How does drinking etiquette differ across the world?
Raising a glass to toast a new business deal may seem like a simple celebration. Needless to say, it’s more complex than that. As in any cross-cultural situation, getting it ‘wrong’ may, in the worst case, give your new business partners cause to wonder whether you really understand them at all. Here’s a quick guide to drinking etiquette around the world.
A session in the izakaya (a bar/restaurant) after work is where barriers come down and corporate masks are dropped, temporarily, even between people of different rank, all thanks to alcohol. In keeping with Japan’s collective culture, the first few drinks are common to everybody, so are usually something easily shared, like beer or sake. Don’ serve yourself; it’s polite to let someone else pour for you and then to return the favor. If you’ve had enough, don’t serve someone else as they will feel duty bound to fill your glass. Remember that the following morning in the office, formality will once again prevail.
South Korean etiquette is similar. When drinking soju, the most senior people in the group are served first and you should never help yourself, although you can refill the glass of someone more senior, provided theirs is empty (don’t ‘top up’ here). If someone is serving you, hold the glass with both hands. Bear in mind that your glass will be refilled as soon as you drain it.
The Chinese enjoy multiple toasts over a meal. If you, as the honored guest, are toasted, you should toast your host in return. Touch the other person’s glass with yours as a sign of respect. For subsequent toasts when there are several people present, glasses are banged on the table. You may find your place set with three glasses. One is for the drink of your choice; one for wine; and one for shots. Do not fill your own glass but do fill those of people more senior than you, up to the brim.
Vodka shots should be downed in one; it’s considered bad form to put down a glass that still contains alcohol. Put empty bottles on the floor, not the table. Also, be warned that in Russia and some Central Asian countries it is considered hospitable to offer a shot of vodka to start a meeting and it’s polite to accept it. Drinking in Russia is seen as a bonding activity, even in business; it’s a way of building trust and breaking down barriers. Of course, consuming alcohol is not compulsory, but being teetotal may be a handicap to relationship-building.
Never clink glasses together when drinking beer. This is a throwback to 1849, at the end of the revolution against the Habsburgs, when 13 Hungarian martyrs were hanged as Austrian soldiers drank beer and clinked glasses. Hungarians vowed not to clink beer glasses for 150 years and some still observe the tradition.
Germany and Denmark
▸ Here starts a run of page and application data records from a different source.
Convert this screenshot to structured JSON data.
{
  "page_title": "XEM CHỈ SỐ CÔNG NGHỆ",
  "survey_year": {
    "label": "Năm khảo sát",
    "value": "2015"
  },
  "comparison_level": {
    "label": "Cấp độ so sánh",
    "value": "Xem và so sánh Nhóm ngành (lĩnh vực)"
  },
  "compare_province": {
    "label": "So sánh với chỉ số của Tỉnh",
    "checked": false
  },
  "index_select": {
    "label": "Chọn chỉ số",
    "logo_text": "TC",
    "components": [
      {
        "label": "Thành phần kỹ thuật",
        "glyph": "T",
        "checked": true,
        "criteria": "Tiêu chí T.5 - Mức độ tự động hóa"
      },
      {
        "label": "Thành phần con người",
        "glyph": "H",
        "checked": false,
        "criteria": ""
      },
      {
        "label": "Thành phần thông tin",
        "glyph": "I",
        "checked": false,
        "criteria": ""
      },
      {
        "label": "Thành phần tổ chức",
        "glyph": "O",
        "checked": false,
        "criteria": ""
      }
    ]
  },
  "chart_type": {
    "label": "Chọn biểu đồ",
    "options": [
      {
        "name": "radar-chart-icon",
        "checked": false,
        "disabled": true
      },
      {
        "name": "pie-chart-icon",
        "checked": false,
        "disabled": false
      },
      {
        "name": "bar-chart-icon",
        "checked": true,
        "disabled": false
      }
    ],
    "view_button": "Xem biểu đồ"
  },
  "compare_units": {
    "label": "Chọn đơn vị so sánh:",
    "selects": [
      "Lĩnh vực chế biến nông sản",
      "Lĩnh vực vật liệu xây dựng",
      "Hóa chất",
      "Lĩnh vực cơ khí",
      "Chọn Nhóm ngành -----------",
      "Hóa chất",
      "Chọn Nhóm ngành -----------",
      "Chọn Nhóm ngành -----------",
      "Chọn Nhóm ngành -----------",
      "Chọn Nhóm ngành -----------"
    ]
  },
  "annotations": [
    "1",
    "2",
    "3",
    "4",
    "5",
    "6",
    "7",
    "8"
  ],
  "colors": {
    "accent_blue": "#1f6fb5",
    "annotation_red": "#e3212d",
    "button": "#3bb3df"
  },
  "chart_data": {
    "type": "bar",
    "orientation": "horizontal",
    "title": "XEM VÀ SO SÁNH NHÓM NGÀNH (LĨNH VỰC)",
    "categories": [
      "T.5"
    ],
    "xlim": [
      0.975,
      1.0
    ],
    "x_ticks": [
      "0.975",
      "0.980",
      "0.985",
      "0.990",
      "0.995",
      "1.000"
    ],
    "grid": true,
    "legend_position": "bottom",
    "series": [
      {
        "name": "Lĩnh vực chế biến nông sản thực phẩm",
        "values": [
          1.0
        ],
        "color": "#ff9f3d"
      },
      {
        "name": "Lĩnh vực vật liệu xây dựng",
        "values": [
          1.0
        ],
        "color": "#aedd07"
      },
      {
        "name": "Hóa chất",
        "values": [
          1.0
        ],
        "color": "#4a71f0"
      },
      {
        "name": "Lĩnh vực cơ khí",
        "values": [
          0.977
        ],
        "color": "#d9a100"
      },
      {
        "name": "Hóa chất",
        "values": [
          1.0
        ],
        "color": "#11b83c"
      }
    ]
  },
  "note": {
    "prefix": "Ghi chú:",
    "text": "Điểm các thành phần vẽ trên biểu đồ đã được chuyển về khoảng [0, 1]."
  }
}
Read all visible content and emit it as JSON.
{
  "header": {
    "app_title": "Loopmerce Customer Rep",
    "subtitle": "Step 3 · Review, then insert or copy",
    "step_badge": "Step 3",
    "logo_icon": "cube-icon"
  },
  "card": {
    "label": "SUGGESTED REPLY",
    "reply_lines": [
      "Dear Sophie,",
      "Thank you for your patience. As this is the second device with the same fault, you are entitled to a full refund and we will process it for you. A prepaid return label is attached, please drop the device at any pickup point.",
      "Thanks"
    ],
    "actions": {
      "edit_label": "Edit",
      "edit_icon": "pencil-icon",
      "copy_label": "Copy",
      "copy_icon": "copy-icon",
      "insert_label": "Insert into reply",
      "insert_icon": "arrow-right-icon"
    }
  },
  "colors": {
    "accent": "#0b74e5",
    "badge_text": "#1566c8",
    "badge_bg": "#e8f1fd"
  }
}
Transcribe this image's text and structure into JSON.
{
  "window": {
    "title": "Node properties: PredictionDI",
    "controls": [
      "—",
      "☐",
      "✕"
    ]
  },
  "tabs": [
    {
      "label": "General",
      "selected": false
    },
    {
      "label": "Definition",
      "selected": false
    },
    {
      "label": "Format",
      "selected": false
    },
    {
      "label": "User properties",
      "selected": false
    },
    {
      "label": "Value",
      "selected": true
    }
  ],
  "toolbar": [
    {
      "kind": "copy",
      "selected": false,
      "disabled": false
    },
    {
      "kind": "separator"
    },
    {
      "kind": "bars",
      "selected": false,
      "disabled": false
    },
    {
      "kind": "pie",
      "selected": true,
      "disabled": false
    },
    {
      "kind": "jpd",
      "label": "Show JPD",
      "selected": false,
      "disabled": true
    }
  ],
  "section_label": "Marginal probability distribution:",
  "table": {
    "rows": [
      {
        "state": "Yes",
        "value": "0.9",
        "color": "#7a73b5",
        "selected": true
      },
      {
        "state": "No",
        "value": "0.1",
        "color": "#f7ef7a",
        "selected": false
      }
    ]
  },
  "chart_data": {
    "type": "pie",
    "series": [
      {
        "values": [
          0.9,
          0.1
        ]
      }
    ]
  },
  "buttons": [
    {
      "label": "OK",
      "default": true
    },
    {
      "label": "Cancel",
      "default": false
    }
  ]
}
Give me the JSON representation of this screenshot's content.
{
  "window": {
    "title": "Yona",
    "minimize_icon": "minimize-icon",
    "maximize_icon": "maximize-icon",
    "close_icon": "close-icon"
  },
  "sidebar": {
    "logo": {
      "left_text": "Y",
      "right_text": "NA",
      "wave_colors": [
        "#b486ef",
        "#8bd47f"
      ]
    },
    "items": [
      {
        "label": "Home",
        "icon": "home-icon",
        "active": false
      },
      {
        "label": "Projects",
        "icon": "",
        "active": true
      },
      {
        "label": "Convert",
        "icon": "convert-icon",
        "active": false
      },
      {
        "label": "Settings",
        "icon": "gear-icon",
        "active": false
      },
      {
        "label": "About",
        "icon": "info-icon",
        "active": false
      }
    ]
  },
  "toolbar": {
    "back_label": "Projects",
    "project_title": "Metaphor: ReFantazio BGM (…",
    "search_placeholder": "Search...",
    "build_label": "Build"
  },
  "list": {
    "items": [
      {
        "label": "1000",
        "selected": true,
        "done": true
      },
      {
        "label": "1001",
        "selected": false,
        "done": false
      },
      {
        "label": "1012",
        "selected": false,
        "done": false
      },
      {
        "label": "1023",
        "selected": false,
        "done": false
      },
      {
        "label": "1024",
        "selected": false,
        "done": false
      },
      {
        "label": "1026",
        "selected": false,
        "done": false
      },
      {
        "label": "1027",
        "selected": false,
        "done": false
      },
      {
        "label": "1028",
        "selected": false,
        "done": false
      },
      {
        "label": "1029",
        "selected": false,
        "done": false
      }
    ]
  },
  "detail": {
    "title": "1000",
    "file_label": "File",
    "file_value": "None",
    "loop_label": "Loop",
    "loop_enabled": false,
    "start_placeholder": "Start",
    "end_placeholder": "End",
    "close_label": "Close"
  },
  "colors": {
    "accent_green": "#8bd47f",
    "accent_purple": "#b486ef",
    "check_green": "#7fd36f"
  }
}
When toasting, it is important to maintain eye contact as a sign of trust. Don’t look away or you could be construed as shifty or dishonest (a hangover, as it were, from medieval times when the clinking of glasses spilled a little from each one into the other, so people wouldn’t try to poison one another). Touch all the glasses you can reach with yours while toasting and fix your gaze on each individual as you do so.
Filling a wine glass more than halfway is considered crass. Pour little and often and sip slowly; the French are polite and restrained drinkers. Alcohol is not usually consumed without food. When toasting others, clink glasses with everybody at the table but don’t cross your arm over anybody else’s.
The host or hostess will say ‘welcome’ and it’s only after this toast that you should drink your wine. The host, or the most senior person present, will make the toast and after glasses have been raised, men traditionally will wait until women have put their glasses down before replacing theirs. If you are a woman, failing to put your glass down and getting straight into a long conversation while clutching it can be embarrassing for men around the table, who will be left holding their own glasses aloft.
Australia and beyond
Drinking etiquette is less formal in Australia than elsewhere but in keeping with the egalitarian Australian spirit, when a colleague says in the pub, “It’s your shout’, it means you are expected to buy a round. The same applies in Britain and Ireland, where everybody takes turn to buy a round of drinks, and in Turkey, where instead of buying a glass for yourself at the bar, you should buy a bottle for the table. Cheers!
Are your people equipped with the right mindset and skills to communicate and collaborate across a diverse workforce?
Country Navigator enables globally connected businesses to thrive for the future, today. If your people are working across cultures and virtual technologies no doubt they are coming up against barriers to communication and collaboration. We develop the skills and mindset to overcome these challenges and enable your organization to be truly globally connected. If these are some of the challenges you are facing please get in touch.